The RENEW product appealed to Wal-Mart category buyers because of the retailer’s own focus on sustainable and recyclable products and packaging. Furthermore, Diamond knew that there was no existing, leading manufacturer in the environmental tableware category.
The new product is also headed to other retail chains for fourth-quarter introductions.
The Design Process
“Part of what made the RENEW design so successful is that, prior to crafting the design brief, we did a complete audit of both the cutlery category and of newly emerging environmentally-friendly household products,” states Terri McConnell, Gravity’s Director of Brand and Business Strategy.
“We saw that standard plastic cutlery had a pretty cut-and-dried graphic language,” McConnell adds. “Competitors had little or no ‘experiential’ imagery to help the consumer connect to the brands.
“We learned that environmentally oriented product packaging featured earth-friendly verbal and visual communication cues. These may include a predominance of green color, recycling arrows, and outdoor imagery.”
Gravity’s strategy was to fill the empty space in the category with aspirational, photographic imagery. The design firm intended to help RENEW make a direct emotional connection to shoppers.
Packaging immediately differentiated RENEW from established, non-recycled plastic brands. It also served to make the product stand out on shelf against a “sea of sameness” in the category.
McConnell notes that working with the Diamond team was a special experience.
“It was easy to feel passionate about this project because of the way Amy Lemen and her colleagues partnered with Gravity.

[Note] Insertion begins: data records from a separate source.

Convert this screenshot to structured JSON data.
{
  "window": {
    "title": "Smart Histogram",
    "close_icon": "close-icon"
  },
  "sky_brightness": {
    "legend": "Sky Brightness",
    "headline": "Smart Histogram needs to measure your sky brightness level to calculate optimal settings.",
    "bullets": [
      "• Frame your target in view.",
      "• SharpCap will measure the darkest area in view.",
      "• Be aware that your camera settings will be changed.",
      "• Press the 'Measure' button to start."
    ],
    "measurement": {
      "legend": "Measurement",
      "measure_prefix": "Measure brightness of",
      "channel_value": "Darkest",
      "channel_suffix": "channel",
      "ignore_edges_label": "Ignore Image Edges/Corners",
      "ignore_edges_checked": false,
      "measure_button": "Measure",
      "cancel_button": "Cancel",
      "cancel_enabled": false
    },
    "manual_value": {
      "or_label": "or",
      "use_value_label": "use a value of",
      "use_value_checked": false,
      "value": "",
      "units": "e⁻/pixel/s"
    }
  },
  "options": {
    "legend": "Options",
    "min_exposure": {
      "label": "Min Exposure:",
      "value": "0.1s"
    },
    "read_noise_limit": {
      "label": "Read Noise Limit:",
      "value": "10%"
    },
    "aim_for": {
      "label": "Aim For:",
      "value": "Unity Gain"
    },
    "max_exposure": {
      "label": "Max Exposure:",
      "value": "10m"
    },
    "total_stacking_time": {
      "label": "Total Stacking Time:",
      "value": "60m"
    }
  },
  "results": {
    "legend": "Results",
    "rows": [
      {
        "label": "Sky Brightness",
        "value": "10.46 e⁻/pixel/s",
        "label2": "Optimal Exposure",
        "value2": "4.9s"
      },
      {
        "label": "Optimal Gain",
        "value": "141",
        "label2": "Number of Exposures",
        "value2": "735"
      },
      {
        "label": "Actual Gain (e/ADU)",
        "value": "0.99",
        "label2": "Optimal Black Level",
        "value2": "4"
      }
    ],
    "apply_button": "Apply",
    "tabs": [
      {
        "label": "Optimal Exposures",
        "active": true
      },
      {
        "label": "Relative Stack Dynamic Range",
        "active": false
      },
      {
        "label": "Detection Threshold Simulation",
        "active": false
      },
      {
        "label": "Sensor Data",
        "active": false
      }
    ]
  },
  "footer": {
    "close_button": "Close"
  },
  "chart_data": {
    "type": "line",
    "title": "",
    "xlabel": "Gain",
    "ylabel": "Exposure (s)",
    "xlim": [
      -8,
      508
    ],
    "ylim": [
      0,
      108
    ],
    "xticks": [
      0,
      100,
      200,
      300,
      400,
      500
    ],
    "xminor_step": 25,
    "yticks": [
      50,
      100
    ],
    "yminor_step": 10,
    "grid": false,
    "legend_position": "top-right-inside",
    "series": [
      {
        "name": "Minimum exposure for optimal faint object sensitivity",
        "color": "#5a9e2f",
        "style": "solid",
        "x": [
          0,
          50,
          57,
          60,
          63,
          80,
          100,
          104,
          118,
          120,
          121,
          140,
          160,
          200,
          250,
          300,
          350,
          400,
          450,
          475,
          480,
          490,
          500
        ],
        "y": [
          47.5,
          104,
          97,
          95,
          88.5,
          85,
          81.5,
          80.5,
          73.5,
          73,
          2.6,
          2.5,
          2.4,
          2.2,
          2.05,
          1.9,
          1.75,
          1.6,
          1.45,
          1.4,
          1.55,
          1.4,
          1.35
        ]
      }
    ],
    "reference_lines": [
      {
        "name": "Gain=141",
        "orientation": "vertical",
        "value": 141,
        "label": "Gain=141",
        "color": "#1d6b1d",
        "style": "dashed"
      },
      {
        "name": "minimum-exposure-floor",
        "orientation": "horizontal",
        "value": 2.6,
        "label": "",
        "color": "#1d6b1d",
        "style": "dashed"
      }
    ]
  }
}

They made prompt decisions at each critical gate and demonstrated a very high level of understanding about the process,” McConnell states.
Gravity’s team now has been assigned the entire Diamond product family—matches, lighters, fire starters, toothpicks, and other household products—for restaging a new logo and for repackaging.
For more information, contact:
VP Creative Services Gravity